Nothing Happy about Jele’s reunion with Benni
HAPPY JELE will step into Cape Town Stadium tonight with war on his mind in Orlando Pirates’ mini-reunion of some sort in their Nedbank Cup last 16 clash with Cape Town City.
There will be a number of familiar faces for the Pirates’ stalwart on the Citizens’ bench and match-day squad tonight.
Jele played with Tshepo Gumede, Robyn Johannes, Teko Modise and briefly with Thamsanqa Mkhize who was signed and discarded by Pirates before he had played a competitive match for them.
The Citizen’ coach, Benni McCarthy, is Jele’s former teammate while McCarthy’s second assistant, Rayaan Jacobs, worked as the Buccaneers’ technical analyst and coach of the Multi Choice Diski Challenge team.
“Benni has been doing well, especially since this is his first year as a coach,” Jele said. “I know him personally. He knows most of the players who are here because he played with some of them. But when we are on the pitch, it’s going to be war.”
Jele continued, “I have learnt a lot of things from Benni. I learnt from him to have passion for football, the love for the game and respecting people around you. He is a good guy who won a lot of things in his career. You have to learn a lot from such an individual. The reason I have spent so many years at Pirates is because of what players like Benni taught me. You have to listen to the older guys and respect them so that you can play more games.”
Jele, who made his Pirates’ debut in 2006, is likely to be the only face McCarthy will recognise from their domestic treble winning days when the Buccaneers step on to the field just before 7.30pm.
Micho Sredojevic and his technical team have dismantled the Pirates of old to usher in a new era by creating an environment where no one is guaranteed a place in the starting XI while giving talent that was discarded by the club and sent all over the country on loan a chance.
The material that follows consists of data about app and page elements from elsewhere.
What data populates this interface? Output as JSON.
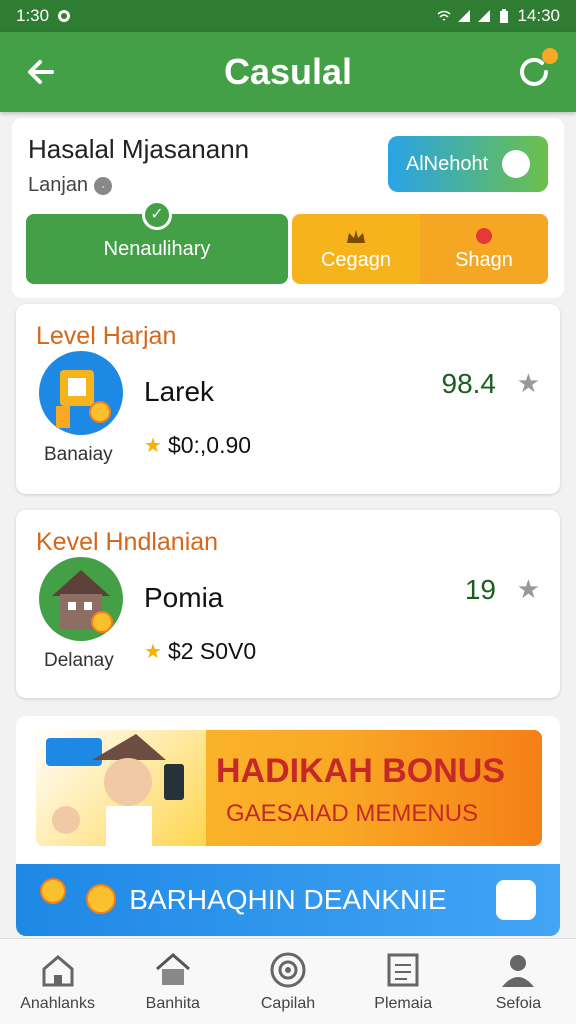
{
  "status": {
    "time": "1:30",
    "right_time": "14:30"
  },
  "app_bar": {
    "title": "Casulal"
  },
  "profile": {
    "name": "Hasalal Mjasanann",
    "subtitle": "Lanjan",
    "action_label": "AlNehoht"
  },
  "tabs": [
    {
      "label": "Nenaulihary"
    },
    {
      "label": "Cegagn"
    },
    {
      "label": "Shagn"
    }
  ],
  "levels": [
    {
      "title": "Level Harjan",
      "avatar_label": "Banaiay",
      "name": "Larek",
      "price": "$0:,0.90",
      "score": "98.4"
    },
    {
      "title": "Kevel Hndlanian",
      "avatar_label": "Delanay",
      "name": "Pomia",
      "price": "$2 S0V0",
      "score": "19"
    }
  ],
  "promo": {
    "title": "HADIKAH BONUS",
    "subtitle": "GAESAIAD MEMENUS"
  },
  "blue_banner": {
    "text": "BARHAQHIN DEANKNIE"
  },
  "nav": [
    {
      "label": "Anahlanks",
      "icon": "home-icon"
    },
    {
      "label": "Banhita",
      "icon": "house-icon"
    },
    {
      "label": "Capilah",
      "icon": "target-icon"
    },
    {
      "label": "Plemaia",
      "icon": "document-icon"
    },
    {
      "label": "Sefoia",
      "icon": "person-icon"
    }
  ],
  "colors": {
    "primary": "#43a047",
    "dark": "#2e7d32",
    "accent": "#f5a623",
    "level_title": "#d4671a"
  }
}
Jacobs, who spent eight years at Pirates and even worked with McCarthy there, has more insight on the current crop.
“It’s going to be a difficult one because he knows each and every player in the team,” Jele said. “He was working here. He just left. But in football you never know. You can make the wrong prediction. We have to work harder because they know us. He was here for a long time and he used to talk with the coaches of the first team.”
The Buccaneers’ campaign in the Nedbank Cup last season ended in disappointment as they were thumped by SuperSport United in the final in Durban. Matsatsantsa a Pitori put the final nail in the Soweto giants’ coffin that night having also put the first nail by handing them the 6-0 drubbing in the league that led to their downward spiral and coach Muhsin Ertugral resigning live on television. Sredojevic was brought in to revive Pirates and return them to their former glory. Doing well in the Nedbank Cup would contribute to that healing process.
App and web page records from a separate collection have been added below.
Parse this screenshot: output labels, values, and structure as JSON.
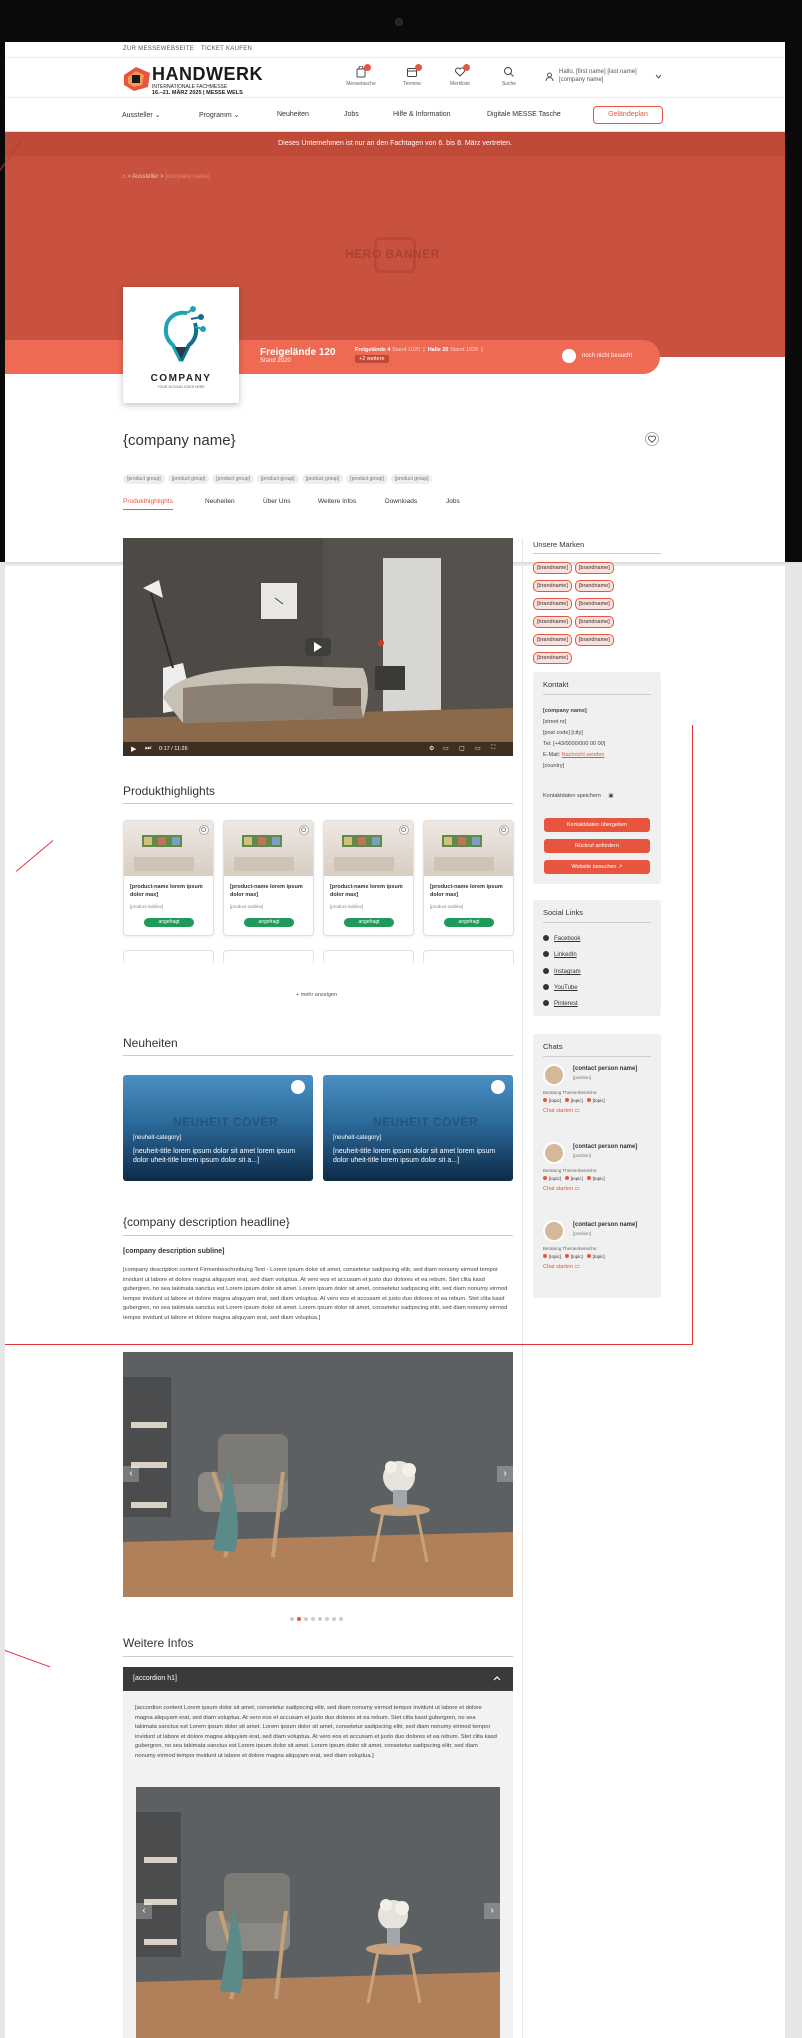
{
  "util": {
    "link1": "ZUR MESSEWEBSEITE",
    "link2": "TICKET KAUFEN"
  },
  "logo": {
    "title": "HANDWERK",
    "sub": "INTERNATIONALE FACHMESSE",
    "date": "16.–21. MÄRZ 2025 | MESSE WELS"
  },
  "header_icons": [
    {
      "icon": "bag-icon",
      "label": "Messetasche"
    },
    {
      "icon": "calendar-icon",
      "label": "Termine"
    },
    {
      "icon": "heart-icon",
      "label": "Merkliste"
    },
    {
      "icon": "search-icon",
      "label": "Suche"
    }
  ],
  "user": {
    "line1": "Hallo, [first name] [last name]",
    "line2": "[company name]"
  },
  "nav": {
    "items": [
      "Aussteller",
      "Programm",
      "Neuheiten",
      "Jobs",
      "Hilfe & Information",
      "Digitale MESSE Tasche"
    ],
    "plan_button": "Geländeplan"
  },
  "notice": "Dieses Unternehmen ist nur an den Fachtagen von 6. bis 8. März vertreten.",
  "breadcrumb": [
    "Aussteller",
    "[company name]"
  ],
  "hero": {
    "banner_text": "HERO BANNER"
  },
  "stand": {
    "title": "Freigelände 120",
    "sub": "Stand 2020",
    "chip1": "Freigelände 4",
    "chip1b": "Stand 1020",
    "chip2": "Halle 20",
    "chip2b": "Stand 1020",
    "chip3": "+2 weitere",
    "visited": "noch nicht besucht"
  },
  "company_logo": {
    "name": "COMPANY",
    "tagline": "YOUR SLOGAN GOES HERE"
  },
  "company": {
    "name": "{company name}",
    "groups": [
      "[product group]",
      "[product group]",
      "[product group]",
      "[product group]",
      "[product group]",
      "[product group]",
      "[product group]"
    ]
  },
  "tabs": [
    "Produkthighlights",
    "Neuheiten",
    "Über Uns",
    "Weitere Infos",
    "Downloads",
    "Jobs"
  ],
  "video": {
    "time": "0:17 / 11:26"
  },
  "brands": {
    "title": "Unsere Marken",
    "items": [
      "[brandname]",
      "[brandname]",
      "[brandname]",
      "[brandname]",
      "[brandname]",
      "[brandname]",
      "[brandname]",
      "[brandname]",
      "[brandname]",
      "[brandname]",
      "[brandname]"
    ]
  },
  "contact": {
    "title": "Kontakt",
    "company": "[company name]",
    "street": "[street nr]",
    "city": "[post code] [city]",
    "tel": "Tel: [+43/0000/000 00 00]",
    "email_label": "E-Mail:",
    "email_link": "Nachricht senden",
    "country": "[country]",
    "save_label": "Kontaktdaten speichern",
    "btn1": "Kontaktdaten übergeben",
    "btn2": "Rückruf anfordern",
    "btn3": "Website besuchen"
  },
  "social": {
    "title": "Social Links",
    "items": [
      "Facebook",
      "LinkedIn",
      "Instagram",
      "YouTube",
      "Pinterest"
    ]
  },
  "chats": {
    "title": "Chats",
    "items": [
      {
        "name": "[contact person name]",
        "position": "[position]",
        "area": "Beratung Themenbereiche:",
        "topics": [
          "[topic]",
          "[topic]",
          "[topic]"
        ],
        "start": "Chat starten"
      },
      {
        "name": "[contact person name]",
        "position": "[position]",
        "area": "Beratung Themenbereiche:",
        "topics": [
          "[topic]",
          "[topic]",
          "[topic]"
        ],
        "start": "Chat starten"
      },
      {
        "name": "[contact person name]",
        "position": "[position]",
        "area": "Beratung Themenbereiche:",
        "topics": [
          "[topic]",
          "[topic]",
          "[topic]"
        ],
        "start": "Chat starten"
      }
    ]
  },
  "highlights": {
    "title": "Produkthighlights",
    "products": [
      {
        "name": "[product-name lorem ipsum dolor max]",
        "sub": "[product-subline]",
        "status": "angefragt"
      },
      {
        "name": "[product-name lorem ipsum dolor max]",
        "sub": "[product-subline]",
        "status": "angefragt"
      },
      {
        "name": "[product-name lorem ipsum dolor max]",
        "sub": "[product-subline]",
        "status": "angefragt"
      },
      {
        "name": "[product-name lorem ipsum dolor max]",
        "sub": "[product-subline]",
        "status": "angefragt"
      }
    ],
    "more": "mehr anzeigen"
  },
  "news": {
    "title": "Neuheiten",
    "items": [
      {
        "cover": "NEUHEIT COVER",
        "category": "[neuheit-category]",
        "title": "[neuheit-title lorem ipsum dolor sit amet lorem ipsum dolor uheit-title lorem ipsum dolor sit a...]"
      },
      {
        "cover": "NEUHEIT COVER",
        "category": "[neuheit-category]",
        "title": "[neuheit-title lorem ipsum dolor sit amet lorem ipsum dolor uheit-title lorem ipsum dolor sit a...]"
      }
    ]
  },
  "description": {
    "headline": "{company description headline}",
    "subline": "[company description subline]",
    "text": "[company description content Firmenbeschreibung Text - Lorem ipsum dolor sit amet, consetetur sadipscing elitr, sed diam nonumy eirmod tempor invidunt ut labore et dolore magna aliquyam erat, sed diam voluptua. At vero eos et accusam et justo duo dolores et ea rebum. Stet clita kasd gubergren, no sea takimata sanctus est Lorem ipsum dolor sit amet. Lorem ipsum dolor sit amet, consetetur sadipscing elitr, sed diam nonumy eirmod tempor invidunt ut labore et dolore magna aliquyam erat, sed diam voluptua. At vero eos et accusam et justo duo dolores et ea rebum. Stet clita kasd gubergren, no sea takimata sanctus est Lorem ipsum dolor sit amet. Lorem ipsum dolor sit amet, consetetur sadipscing elitr, sed diam nonumy eirmod tempor invidunt ut labore et dolore magna aliquyam erat, sed diam voluptua.]"
  },
  "weitere": {
    "title": "Weitere Infos",
    "accordion_title": "[accordion h1]",
    "accordion_text": "[accordion content Lorem ipsum dolor sit amet, consetetur sadipscing elitr, sed diam nonumy eirmod tempor invidunt ut labore et dolore magna aliquyam erat, sed diam voluptua. At vero eos et accusam et justo duo dolores et ea rebum. Stet clita kasd gubergren, no sea takimata sanctus est Lorem ipsum dolor sit amet. Lorem ipsum dolor sit amet, consetetur sadipscing elitr, sed diam nonumy eirmod tempor invidunt ut labore et dolore magna aliquyam erat, sed diam voluptua. At vero eos et accusam et justo duo dolores et ea rebum. Stet clita kasd gubergren, no sea takimata sanctus est Lorem ipsum dolor sit amet. Lorem ipsum dolor sit amet, consetetur sadipscing elitr, sed diam nonumy eirmod tempor invidunt ut labore et dolore magna aliquyam erat, sed diam voluptua.]"
  },
  "colors": {
    "accent": "#e8553f",
    "hero": "#c8523f",
    "success": "#1f9a5b"
  }
}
“We have had some ups and down in this competition,” Jele said. “We were not happy because we lost in the final. You can’t be happy when you lose a final. We will try by all means to take it one game at a time with the aim of appearing in another final. We need to progress to the next round and see what happens afterwards.”